Connie's vast experience has indeed made her an expert in pattern making for real women. Unfortunately, she had very little good to say about the commercial pattern industry. Her contention is that they have failed to adapt to today's trends -- I totally agree -- and do not make patterns that trully understand the female body, especially the aging female body -- here here. As a result their patterns are not truly designed to fit, something, I'm sad to say, speaks directly to me.
She spoke directly to the issues that I face everyday with every commercial pattern I use. She explained how commerical patterns are designed and the where and why they fail to fit properly. Key among those reasons is that most in that industry have had no real experience making patterns for fashion houses that must design clothes that actually fit or they don't survive as a business for very long.

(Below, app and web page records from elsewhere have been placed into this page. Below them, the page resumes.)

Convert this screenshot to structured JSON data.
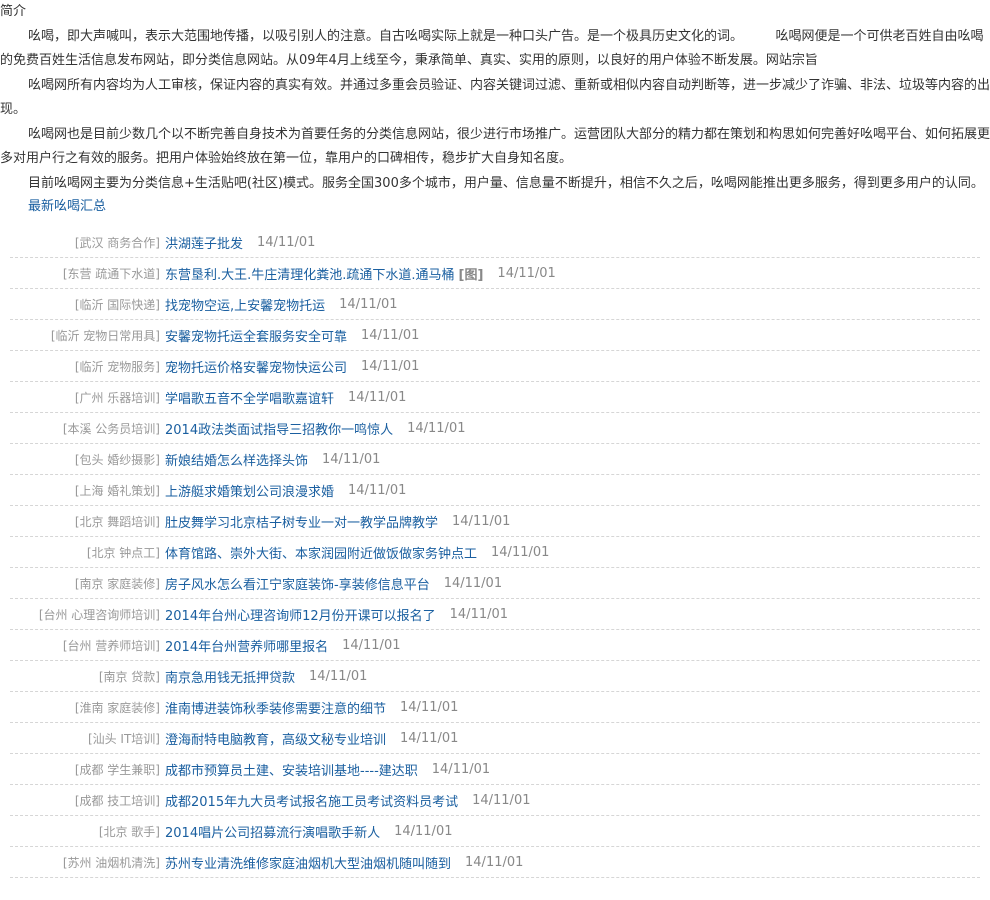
{
  "intro": {
    "title": "简介",
    "paragraphs": [
      "吆喝，即大声喊叫，表示大范围地传播，以吸引别人的注意。自古吆喝实际上就是一种口头广告。是一个极具历史文化的词。　　　吆喝网便是一个可供老百姓自由吆喝的免费百姓生活信息发布网站，即分类信息网站。从09年4月上线至今，秉承简单、真实、实用的原则，以良好的用户体验不断发展。网站宗旨",
      "吆喝网所有内容均为人工审核，保证内容的真实有效。并通过多重会员验证、内容关键词过滤、重新或相似内容自动判断等，进一步减少了诈骗、非法、垃圾等内容的出现。",
      "吆喝网也是目前少数几个以不断完善自身技术为首要任务的分类信息网站，很少进行市场推广。运营团队大部分的精力都在策划和构思如何完善好吆喝平台、如何拓展更多对用户行之有效的服务。把用户体验始终放在第一位，靠用户的口碑相传，稳步扩大自身知名度。",
      "目前吆喝网主要为分类信息+生活贴吧(社区)模式。服务全国300多个城市，用户量、信息量不断提升，相信不久之后，吆喝网能推出更多服务，得到更多用户的认同。"
    ]
  },
  "latest_label": "最新吆喝汇总",
  "items": [
    {
      "cat": "[武汉 商务合作]",
      "title": "洪湖莲子批发",
      "img": "",
      "date": "14/11/01"
    },
    {
      "cat": "[东营 疏通下水道]",
      "title": "东营垦利.大王.牛庄清理化粪池.疏通下水道.通马桶",
      "img": "[图]",
      "date": "14/11/01"
    },
    {
      "cat": "[临沂 国际快递]",
      "title": "找宠物空运,上安馨宠物托运",
      "img": "",
      "date": "14/11/01"
    },
    {
      "cat": "[临沂 宠物日常用具]",
      "title": "安馨宠物托运全套服务安全可靠",
      "img": "",
      "date": "14/11/01"
    },
    {
      "cat": "[临沂 宠物服务]",
      "title": "宠物托运价格安馨宠物快运公司",
      "img": "",
      "date": "14/11/01"
    },
    {
      "cat": "[广州 乐器培训]",
      "title": "学唱歌五音不全学唱歌嘉谊轩",
      "img": "",
      "date": "14/11/01"
    },
    {
      "cat": "[本溪 公务员培训]",
      "title": "2014政法类面试指导三招教你一鸣惊人",
      "img": "",
      "date": "14/11/01"
    },
    {
      "cat": "[包头 婚纱摄影]",
      "title": "新娘结婚怎么样选择头饰",
      "img": "",
      "date": "14/11/01"
    },
    {
      "cat": "[上海 婚礼策划]",
      "title": "上游艇求婚策划公司浪漫求婚",
      "img": "",
      "date": "14/11/01"
    },
    {
      "cat": "[北京 舞蹈培训]",
      "title": "肚皮舞学习北京桔子树专业一对一教学品牌教学",
      "img": "",
      "date": "14/11/01"
    },
    {
      "cat": "[北京 钟点工]",
      "title": "体育馆路、崇外大街、本家润园附近做饭做家务钟点工",
      "img": "",
      "date": "14/11/01"
    },
    {
      "cat": "[南京 家庭装修]",
      "title": "房子风水怎么看江宁家庭装饰-享装修信息平台",
      "img": "",
      "date": "14/11/01"
    },
    {
      "cat": "[台州 心理咨询师培训]",
      "title": "2014年台州心理咨询师12月份开课可以报名了",
      "img": "",
      "date": "14/11/01"
    },
    {
      "cat": "[台州 营养师培训]",
      "title": "2014年台州营养师哪里报名",
      "img": "",
      "date": "14/11/01"
    },
    {
      "cat": "[南京 贷款]",
      "title": "南京急用钱无抵押贷款",
      "img": "",
      "date": "14/11/01"
    },
    {
      "cat": "[淮南 家庭装修]",
      "title": "淮南博进装饰秋季装修需要注意的细节",
      "img": "",
      "date": "14/11/01"
    },
    {
      "cat": "[汕头 IT培训]",
      "title": "澄海耐特电脑教育，高级文秘专业培训",
      "img": "",
      "date": "14/11/01"
    },
    {
      "cat": "[成都 学生兼职]",
      "title": "成都市预算员土建、安装培训基地----建达职",
      "img": "",
      "date": "14/11/01"
    },
    {
      "cat": "[成都 技工培训]",
      "title": "成都2015年九大员考试报名施工员考试资料员考试",
      "img": "",
      "date": "14/11/01"
    },
    {
      "cat": "[北京 歌手]",
      "title": "2014唱片公司招募流行演唱歌手新人",
      "img": "",
      "date": "14/11/01"
    },
    {
      "cat": "[苏州 油烟机清洗]",
      "title": "苏州专业清洗维修家庭油烟机大型油烟机随叫随到",
      "img": "",
      "date": "14/11/01"
    }
  ]
}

During the class she fit a few students with sample garments made from her line of 'master' patterns. These students were like you and me, with lumps and bumps everywhere. The samples fit these women like gloves. No gaps, perfect armholes, perfect necklines on not so perfect bodies. I was amazed.
The following day I visited her booth at the show to be fitted with one of her samples to see if these so called 'master' patterns would work for me. Hip hip hoorah indeed! Like a glove, they fit me better than any pattern I have had to work hours to adjust.
Connie's master patterns work like slopers or blocks. These are basic silhouettes that can be used as templates for designing new styles, a concept I believe in strongly and recently wrote about for Sew News magazine (Core Wardrobe Patterns). More importantly, they will be used to correct the fit of any commercial pattern I use from now on.
I purchased three of her 'master' patterns. The basic side bust dart/waist dart bodice, a princess seam bodice and a bodice pattern for knits -- essentially a T-shirt pattern. From these I can make almost anything. I also purchased her latest edition book on patternmaking. I've only just begun to read this 500 page bible and so far it is wonderful. Written primarily as a textbook for fashion design students it is comprehensive, very carefully detailed to minimize any misinterpretations, yet easy for any sewer to implement.
This was the first time meeting Connie and I am so glad I did. She has been in very poor health and is facing a slow and long recovery. As a result, she announced the class I attended was be the last all day workshop she would conduct out of her home state of Washington. She would have to limit her extensive travel demands and stick closer to home so she could restore her health. My very best wishes to her in her recovery as she has a lot to offer the sewing community. And, my sincere thanks for having been among the last few to benefit from her workshop.